Source: Curriculum Inquiry 37 (3), 2007, pp. 279–295.
This article questions the basic assumptions of pedagogical content knowledge by analyzing the ideas of Jerome Bruner, Joseph Schwab, and John Dewey concerning transforming the subject matter.
It argues that transforming the subject matter is not only a pedagogical but also a complex curricular task in terms of developing a school subject or a course of study. This curricular task, however, has been obscured by the concept of pedagogical content knowledge that construes transformation as primarily a pedagogical task in terms of transforming the subject matter of an academic discipline into pedagogical forms.

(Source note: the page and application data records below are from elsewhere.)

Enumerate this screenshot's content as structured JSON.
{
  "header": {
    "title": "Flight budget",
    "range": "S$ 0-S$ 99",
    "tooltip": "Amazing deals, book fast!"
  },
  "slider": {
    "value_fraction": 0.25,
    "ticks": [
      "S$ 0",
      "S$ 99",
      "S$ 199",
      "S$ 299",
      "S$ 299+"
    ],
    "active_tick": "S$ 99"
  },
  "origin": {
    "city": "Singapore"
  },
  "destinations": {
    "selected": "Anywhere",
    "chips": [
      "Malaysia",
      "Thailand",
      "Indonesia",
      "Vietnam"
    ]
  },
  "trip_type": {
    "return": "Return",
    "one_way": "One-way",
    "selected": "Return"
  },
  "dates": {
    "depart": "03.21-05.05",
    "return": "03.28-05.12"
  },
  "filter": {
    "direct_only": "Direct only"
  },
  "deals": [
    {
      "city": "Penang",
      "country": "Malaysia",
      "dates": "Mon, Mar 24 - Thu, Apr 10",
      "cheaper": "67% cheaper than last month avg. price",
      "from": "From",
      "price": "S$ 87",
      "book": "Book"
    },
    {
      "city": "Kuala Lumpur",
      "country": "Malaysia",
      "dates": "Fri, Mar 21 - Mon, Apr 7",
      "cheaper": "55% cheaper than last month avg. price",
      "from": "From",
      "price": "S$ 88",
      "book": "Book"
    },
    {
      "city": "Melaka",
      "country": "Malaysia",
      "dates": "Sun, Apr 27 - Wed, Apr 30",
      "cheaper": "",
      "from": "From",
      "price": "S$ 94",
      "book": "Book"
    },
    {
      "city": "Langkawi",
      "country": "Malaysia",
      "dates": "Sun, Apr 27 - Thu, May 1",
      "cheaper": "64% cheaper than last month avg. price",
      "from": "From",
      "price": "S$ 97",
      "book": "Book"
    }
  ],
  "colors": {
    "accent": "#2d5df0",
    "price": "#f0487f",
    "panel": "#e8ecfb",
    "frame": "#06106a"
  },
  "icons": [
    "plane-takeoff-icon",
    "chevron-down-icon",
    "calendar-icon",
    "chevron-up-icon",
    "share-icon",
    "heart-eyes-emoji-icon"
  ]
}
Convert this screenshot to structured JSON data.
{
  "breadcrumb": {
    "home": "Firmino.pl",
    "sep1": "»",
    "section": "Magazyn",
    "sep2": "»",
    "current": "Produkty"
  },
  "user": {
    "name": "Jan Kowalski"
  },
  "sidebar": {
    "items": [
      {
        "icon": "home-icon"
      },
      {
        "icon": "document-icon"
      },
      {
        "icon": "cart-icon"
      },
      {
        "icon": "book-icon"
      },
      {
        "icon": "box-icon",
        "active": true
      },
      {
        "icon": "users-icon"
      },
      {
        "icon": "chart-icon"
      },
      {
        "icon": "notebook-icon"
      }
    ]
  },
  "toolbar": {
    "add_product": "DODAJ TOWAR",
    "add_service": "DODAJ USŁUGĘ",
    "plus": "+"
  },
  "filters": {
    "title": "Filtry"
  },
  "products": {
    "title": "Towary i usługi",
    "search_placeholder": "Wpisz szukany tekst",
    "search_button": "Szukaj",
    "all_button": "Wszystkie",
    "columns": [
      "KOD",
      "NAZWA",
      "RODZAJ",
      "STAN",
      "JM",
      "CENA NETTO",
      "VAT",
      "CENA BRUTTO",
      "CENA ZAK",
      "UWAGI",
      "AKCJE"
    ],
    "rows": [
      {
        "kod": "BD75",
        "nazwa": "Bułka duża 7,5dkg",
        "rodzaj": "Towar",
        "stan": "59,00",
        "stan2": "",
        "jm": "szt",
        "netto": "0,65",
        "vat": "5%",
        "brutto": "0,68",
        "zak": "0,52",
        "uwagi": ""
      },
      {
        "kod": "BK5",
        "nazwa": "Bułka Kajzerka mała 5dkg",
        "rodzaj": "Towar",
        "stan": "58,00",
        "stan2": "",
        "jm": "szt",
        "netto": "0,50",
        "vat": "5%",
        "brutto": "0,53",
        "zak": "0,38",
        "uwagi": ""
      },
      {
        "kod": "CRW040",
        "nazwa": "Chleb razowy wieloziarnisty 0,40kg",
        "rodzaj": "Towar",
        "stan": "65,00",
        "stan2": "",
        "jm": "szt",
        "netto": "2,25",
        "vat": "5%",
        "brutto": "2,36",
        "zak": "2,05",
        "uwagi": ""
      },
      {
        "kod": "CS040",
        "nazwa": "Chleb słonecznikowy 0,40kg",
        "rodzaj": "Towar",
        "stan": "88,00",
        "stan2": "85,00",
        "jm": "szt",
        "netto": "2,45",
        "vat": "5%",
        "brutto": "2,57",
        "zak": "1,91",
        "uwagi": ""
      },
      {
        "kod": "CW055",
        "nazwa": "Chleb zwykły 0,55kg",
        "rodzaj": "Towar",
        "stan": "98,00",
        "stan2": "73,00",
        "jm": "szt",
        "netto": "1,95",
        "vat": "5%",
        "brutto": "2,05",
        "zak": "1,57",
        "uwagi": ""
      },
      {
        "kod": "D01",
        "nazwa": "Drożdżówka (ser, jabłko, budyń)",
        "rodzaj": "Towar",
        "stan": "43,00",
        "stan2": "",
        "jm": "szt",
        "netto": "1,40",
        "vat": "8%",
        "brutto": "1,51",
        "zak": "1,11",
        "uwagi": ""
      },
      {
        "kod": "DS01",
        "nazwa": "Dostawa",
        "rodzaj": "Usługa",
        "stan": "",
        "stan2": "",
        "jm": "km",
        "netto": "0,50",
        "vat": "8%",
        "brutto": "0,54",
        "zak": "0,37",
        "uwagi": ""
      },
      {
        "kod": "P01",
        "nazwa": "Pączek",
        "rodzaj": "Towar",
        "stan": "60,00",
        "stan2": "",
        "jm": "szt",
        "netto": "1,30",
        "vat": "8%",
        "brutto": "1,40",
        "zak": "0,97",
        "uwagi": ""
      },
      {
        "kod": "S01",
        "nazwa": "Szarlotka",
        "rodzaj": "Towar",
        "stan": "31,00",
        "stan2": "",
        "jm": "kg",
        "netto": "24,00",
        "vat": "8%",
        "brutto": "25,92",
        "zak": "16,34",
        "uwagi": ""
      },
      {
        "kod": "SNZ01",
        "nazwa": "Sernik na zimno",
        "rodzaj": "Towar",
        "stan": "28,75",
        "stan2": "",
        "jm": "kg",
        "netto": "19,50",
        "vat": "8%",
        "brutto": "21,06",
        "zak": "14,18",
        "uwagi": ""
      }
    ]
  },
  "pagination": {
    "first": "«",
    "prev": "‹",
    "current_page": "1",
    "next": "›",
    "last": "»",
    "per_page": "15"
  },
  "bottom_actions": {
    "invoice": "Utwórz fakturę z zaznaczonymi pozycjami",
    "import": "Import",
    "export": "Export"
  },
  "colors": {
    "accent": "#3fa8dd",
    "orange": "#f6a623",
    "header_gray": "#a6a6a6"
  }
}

The article further argues that what constitutes the subject matter of a school subject is an essential issue of curriculum research and inquiry—an issue that is crucial yet largely underexplored in Shulman and associate's conceptualization of teachers’ specialized subject matter knowledge.